To keep it easy and quick I decided to fasten the boards together by using an improvised pocket screw method. I drilled into the end grain about 1/4" in straight and then angled my drill about 45 degrees with a 1/4" bit just to create the pocket. Then, following the angle of the pocket, I used a long 3/16" bit to drill the pilot hole. I just used 1 and 3/4" screws to finish the job. Yeah it the end grain and that IS a crack in that second pic but the pilot holes prevented complete failure of the wood's integrity. Good enough in my book. Besides, there will be more reinforcement later. Repeat on the other side.

Different clamping method for boards with different thicknesses:

Here's that extra reinforcement I was talking about. I took one of the not-so-premium boards and drilled each plank in though the bottom. I used 3/4" screws so they wouldn't protrude through the top. Obviously it was too long so I used my fine japanese pull saw to carefully trim the overhang in place. Flip it back over and we have our rough table top.

The next step was to make a set of simple legs. Again, the quick and dirty works for me so I chose to make X shaped legs like you see on a picnic table. First make sure all 4 pieces for the legs are the same length. Next measure one edge of the top where the legs will be attached. This is how wide you'll spread the legs apart. Take a plank, measure to exactly the center, horizontaly and verticaly, and drill a hole. Line up a second plank under that one and drive a 1 and 3/4" screw into that hole. Not you can use that as the pivot point for the leg spreadage. 

Spread that first set of legs to the same width as the table top edge you measured earlier. Make sure you go from outside edge to outside edge. After you get it exactly right just drive another screw near the pivot to lock it in place. I used a chalk line to snap a cutting line. This creates edges that will be even with the floor and bottom side of the top. (forgot to take a pic of the cut legs)

Do that again for the other side and this is what you get - a very wobbly table.

Take another less than optimal plank and make a leg reinforcement. Super quick and dirty. Measure the width of the top, cut your plank, drive into the outside legs like so. I used 1 screw at first just to hold it in place. Square the legs up using a... square, and drive 2 more screws to lock it up. Same on the other side.

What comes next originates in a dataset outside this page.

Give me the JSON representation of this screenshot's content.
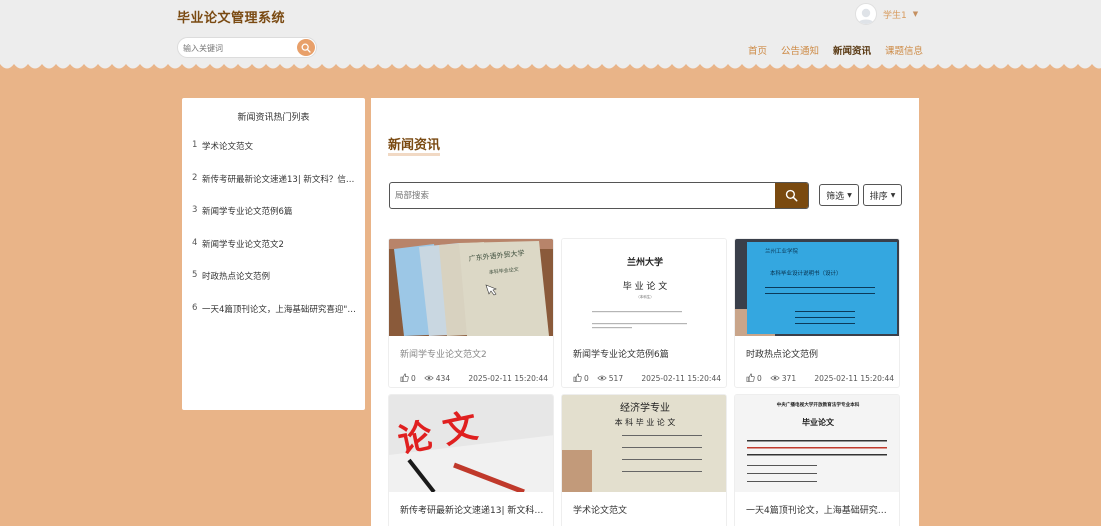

There it is, a table! But wait, it's spintered, full of holes and looks like crap... First get the top nice and smooth using a random orbital sander with 100 grit paper. Now here's the part that's really really fricken important that almost everyone forgets or doesn't know about(and forgets to take pictures of). Use a brush to paint on regular old tap water. Get it nice and wet but not waterlogged. When its dry you'll find that the grain has raised significantly and is no longer smooth. There's a bunch of sciency stuff to explain - expansion, blah but I don't want to explain it. Just do it and run your fingers over it and you'll see. Hit it with the 100 grit until the surface is even and then 300 grit to finish. Smoother than a baby's ass.

Now for those holes. Self explanatory stuff here. Get some STAINABLE wood putty and putty away.

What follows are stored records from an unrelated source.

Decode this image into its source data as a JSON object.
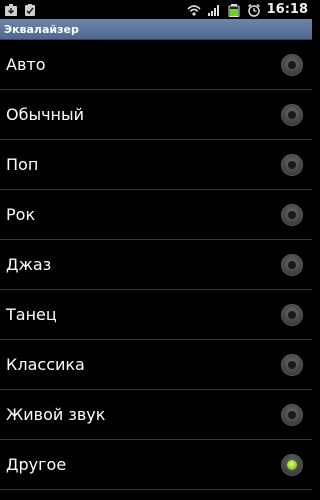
{
  "status_bar": {
    "time": "16:18",
    "icons": [
      "download-icon",
      "checklist-icon",
      "wifi-icon",
      "signal-icon",
      "battery-icon",
      "alarm-icon"
    ]
  },
  "title": "Эквалайзер",
  "options": [
    {
      "label": "Авто",
      "selected": false
    },
    {
      "label": "Обычный",
      "selected": false
    },
    {
      "label": "Поп",
      "selected": false
    },
    {
      "label": "Рок",
      "selected": false
    },
    {
      "label": "Джаз",
      "selected": false
    },
    {
      "label": "Танец",
      "selected": false
    },
    {
      "label": "Классика",
      "selected": false
    },
    {
      "label": "Живой звук",
      "selected": false
    },
    {
      "label": "Другое",
      "selected": true
    }
  ],
  "colors": {
    "title_bar": "#5b7398",
    "radio_selected": "#8fd21c",
    "background": "#000000"
  }
}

Can you guess what's next? Yep. 100, 300. If you're using elbow grease I feel for you. I've been there. But seriously, get a 5" orbital sander for less than 30 bucks(18 clearance at osh. Sweet.). From here you can sand everything else in the same manner. I didn't bother puttying places where people won't see anyway. Using a rubber sanding block and 100 grit I rounded the top edges and under the legs to avoid scratching my deck and my arms. Hmm.. missed a spot - putty putty putty...

With this some people would be satisfied and just slap on a clear coat. Not me! I want stain! And would you have guessed, I have some left over "gun stock" colored stain from a previous project. NOOooOooo, it wasn't for an actual gunstock. It's just the color name, ok? Only one coat in my case, let dry, 300 grit light sand. Boom! Color.

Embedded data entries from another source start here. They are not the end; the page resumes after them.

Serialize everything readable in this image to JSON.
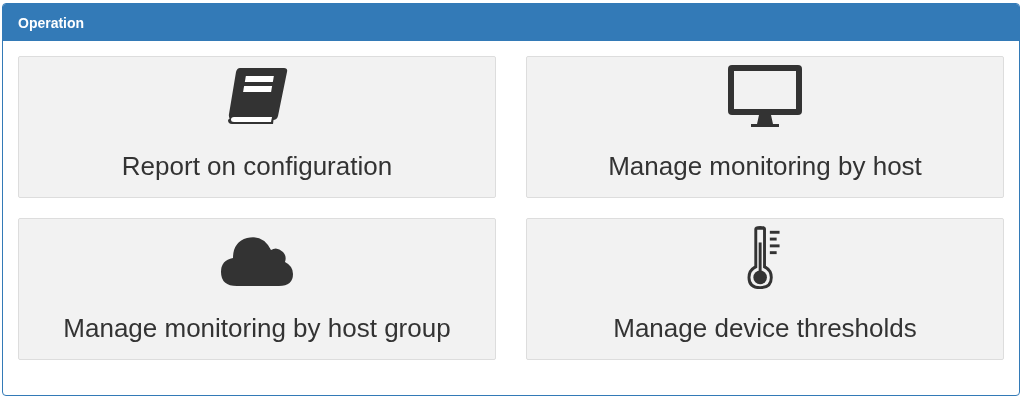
{
  "panel": {
    "title": "Operation"
  },
  "tiles": [
    {
      "label": "Report on configuration",
      "kind": "book"
    },
    {
      "label": "Manage monitoring by host",
      "kind": "monitor"
    },
    {
      "label": "Manage monitoring by host group",
      "kind": "cloud"
    },
    {
      "label": "Manage device thresholds",
      "kind": "thermometer"
    }
  ]
}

Double clear coat polycrylic or spar(that's what I used), sand 100 grit just till smooth, another coat. For the 4th and final coat I sanded the surface with 100 until I just felt the texture smooth out using very little pressure,   and brushed on a very light finish coat.

And here it is. I call it Snack Table. I dig the single coat distressed look.